1 cup buttermilk, chilled

Preheat oven to 400 degrees F.
In a mixing bowl, combine dry ingredients. With your fingertips, rub butter and shortening into dry ingredients until mixture looks like crumbs. Pour in the chilled buttermilk and stir to mix. Turn dough onto floured surface, dust with flour and fold dough over on itself 4 or 5 times. Roll out with a rolling pin or quart fruit jar until the dough is about an inch thick. Cut out biscuits with 2-inch cutter and place biscuits on a baking sheet so the biscuits are just touching. Bake until golden and fluffy, about 15-20 minutes.

Make the gravy while the biscuits are baking. This isn’t health food, but it certainly is a satisfying breakfast! Add some eggs and bacon and a few cups of coffee and you are tasting a real Ozarks tradition.

A breakfast that has a long and proud tradition.


8/15/2012

Fall Gardens - It's Not Too Late to Plant

Another crop of zinnias can still be planted in August for late blooming.
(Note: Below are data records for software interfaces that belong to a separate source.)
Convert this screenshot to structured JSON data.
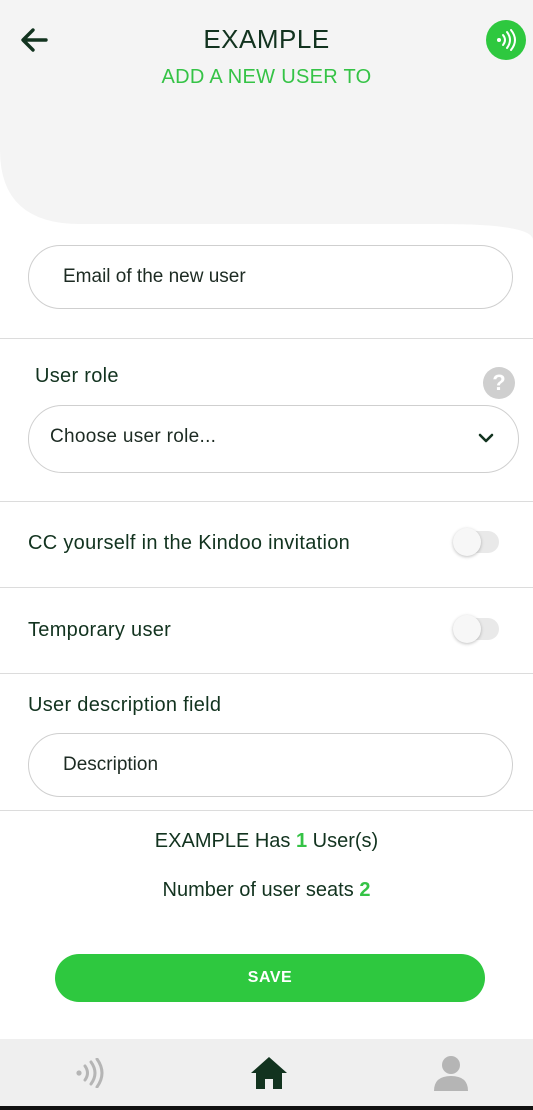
{
  "header": {
    "title": "EXAMPLE",
    "subtitle": "ADD A NEW USER TO"
  },
  "form": {
    "email_placeholder": "Email of the new user",
    "user_role_label": "User role",
    "user_role_help": "?",
    "user_role_select": "Choose user role...",
    "cc_label": "CC yourself in the Kindoo invitation",
    "cc_enabled": false,
    "temporary_label": "Temporary user",
    "temporary_enabled": false,
    "description_label": "User description field",
    "description_placeholder": "Description"
  },
  "info": {
    "users_prefix": "EXAMPLE Has",
    "users_count": "1",
    "users_suffix": "User(s)",
    "seats_prefix": "Number of user seats",
    "seats_count": "2"
  },
  "actions": {
    "save_label": "SAVE"
  },
  "nav": {
    "items": [
      "nfc-icon",
      "home-icon",
      "profile-icon"
    ],
    "active": "home-icon"
  },
  "colors": {
    "accent": "#2ec83f",
    "dark_green": "#12331f",
    "header_bg": "#f4f4f4"
  }
}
Recent rains have dusted off the gardening spirit and renewed hope for a better harvest. It’s not too late to plant a variety of fall crops and still expect some fresh produce from your back yard.

Just a few weeks ago the seed that had been planted, withered in the soil before even getting above the ground. Now that we’re having some cooler days and there’s moisture in the soil, seed will germinate and grow rapidly.
Late summer garden.

This week I’ve been planting peas, both snap peas and regular shelling peas. If we have a late fall, even a light frost, the peas should produce a crop. One year I planted even later than this and mulched the plants with straw where they wintered over and started blooming in early March. And if the crop fails? I’ll till the plants under to help build up the soil.

Lettuce, radishes, spinach and kale can all be planted in August. Kale will easily winter over and the leaves are especially sweet and tasty in the cold months. Winter spinach, also, is at its best in the chilly season. Last year a fall planting of lettuce thrived throughout the winter and was still producing leaves in April. Many lettuces will withstand more cold than you might guess.

I’m planning on planting beets, as well, as they’re another crop that will withstand some cold. Young beets, cooked with the green tops, are worth the effort of a few minutes of planting time. Snap green beans and carrots can still be planted now, too. While many gardeners like to plant turnips in July, I never get the seed in the ground until mid to late August and always have a good crop. Last year I planted the regular purple-top turnips, along with some mild white ones and some bright red ones I found at Baker Creek Seed (rareseed.com). They all overwintered quite easily and I was still eating turnips in the spring.
These lettuces lived right through last winter and were still producing in April!

If you can find cabbage or cauliflower plants, those might produce provided we have a long, mild fall. If they aren’t ready by the first hard freeze, cover them during the night and help them along with some clear plastic. You’ll have to uncover them in the daytime, but those crops will withstand a lot of cold weather.

An added bonus for fall gardening is the lack of insect pests. Many bugs time their life cycles to the time when summer plants are at their best. Late season plantings avoids both the pests and the headaches of earlier in the year.

Visit my other blogs for more about my gardening adventures.